§ PROMPT
Each line from the one containing "Transcribe this image's" through the final line of the data below must be repeated exactly.

RECORDS SUPPLIED Block Start

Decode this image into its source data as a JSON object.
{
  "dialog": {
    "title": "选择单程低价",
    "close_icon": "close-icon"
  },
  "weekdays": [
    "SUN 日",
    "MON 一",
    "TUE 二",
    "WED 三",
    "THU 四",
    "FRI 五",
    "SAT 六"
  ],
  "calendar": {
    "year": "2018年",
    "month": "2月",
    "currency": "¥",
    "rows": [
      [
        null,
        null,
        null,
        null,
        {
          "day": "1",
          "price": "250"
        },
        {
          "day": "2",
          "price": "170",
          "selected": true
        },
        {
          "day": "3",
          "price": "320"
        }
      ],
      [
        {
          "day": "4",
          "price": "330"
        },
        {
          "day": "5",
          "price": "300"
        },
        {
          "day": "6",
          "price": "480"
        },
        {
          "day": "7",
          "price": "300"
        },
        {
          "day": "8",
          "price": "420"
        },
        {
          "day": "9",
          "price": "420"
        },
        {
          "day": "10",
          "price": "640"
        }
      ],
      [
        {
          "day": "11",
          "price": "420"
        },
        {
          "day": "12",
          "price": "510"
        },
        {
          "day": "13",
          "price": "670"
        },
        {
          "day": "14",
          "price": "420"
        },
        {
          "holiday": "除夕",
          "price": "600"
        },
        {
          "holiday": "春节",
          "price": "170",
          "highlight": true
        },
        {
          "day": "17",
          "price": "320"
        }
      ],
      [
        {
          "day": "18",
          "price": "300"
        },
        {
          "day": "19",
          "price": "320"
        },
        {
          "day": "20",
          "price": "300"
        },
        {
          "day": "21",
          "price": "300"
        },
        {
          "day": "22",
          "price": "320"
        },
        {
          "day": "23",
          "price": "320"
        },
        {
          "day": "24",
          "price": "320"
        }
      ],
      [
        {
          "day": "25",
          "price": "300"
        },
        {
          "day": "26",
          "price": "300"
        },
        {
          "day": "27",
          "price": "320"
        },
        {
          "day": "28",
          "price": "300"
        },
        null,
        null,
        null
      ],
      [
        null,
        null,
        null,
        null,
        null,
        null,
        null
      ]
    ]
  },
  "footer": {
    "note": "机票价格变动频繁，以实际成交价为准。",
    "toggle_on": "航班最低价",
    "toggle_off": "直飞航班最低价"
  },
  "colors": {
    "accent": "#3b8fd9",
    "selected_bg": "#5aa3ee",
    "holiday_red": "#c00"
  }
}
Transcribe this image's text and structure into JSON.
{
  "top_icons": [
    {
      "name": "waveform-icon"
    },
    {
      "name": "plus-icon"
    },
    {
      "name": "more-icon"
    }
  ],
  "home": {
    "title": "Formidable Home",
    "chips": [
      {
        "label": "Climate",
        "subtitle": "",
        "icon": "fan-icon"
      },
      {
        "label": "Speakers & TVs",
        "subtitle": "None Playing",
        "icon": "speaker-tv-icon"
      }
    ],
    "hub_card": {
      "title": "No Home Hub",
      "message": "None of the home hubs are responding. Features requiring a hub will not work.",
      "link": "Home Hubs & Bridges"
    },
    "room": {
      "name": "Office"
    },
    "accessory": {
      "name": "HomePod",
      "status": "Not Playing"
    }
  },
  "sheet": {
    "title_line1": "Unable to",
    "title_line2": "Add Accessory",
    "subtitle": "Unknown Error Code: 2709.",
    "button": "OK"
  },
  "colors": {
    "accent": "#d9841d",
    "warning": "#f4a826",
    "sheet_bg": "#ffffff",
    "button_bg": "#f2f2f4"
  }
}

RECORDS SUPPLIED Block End

§ RESPONSE BOX
Transcribe this image's text and structure into JSON.
{
  "top_icons": [
    {
      "name": "waveform-icon"
    },
    {
      "name": "plus-icon"
    },
    {
      "name": "more-icon"
    }
  ],
  "home": {
    "title": "Formidable Home",
    "chips": [
      {
        "label": "Climate",
        "subtitle": "",
        "icon": "fan-icon"
      },
      {
        "label": "Speakers & TVs",
        "subtitle": "None Playing",
        "icon": "speaker-tv-icon"
      }
    ],
    "hub_card": {
      "title": "No Home Hub",
      "message": "None of the home hubs are responding. Features requiring a hub will not work.",
      "link": "Home Hubs & Bridges"
    },
    "room": {
      "name": "Office"
    },
    "accessory": {
      "name": "HomePod",
      "status": "Not Playing"
    }
  },
  "sheet": {
    "title_line1": "Unable to",
    "title_line2": "Add Accessory",
    "subtitle": "Unknown Error Code: 2709.",
    "button": "OK"
  },
  "colors": {
    "accent": "#d9841d",
    "warning": "#f4a826",
    "sheet_bg": "#ffffff",
    "button_bg": "#f2f2f4"
  }
}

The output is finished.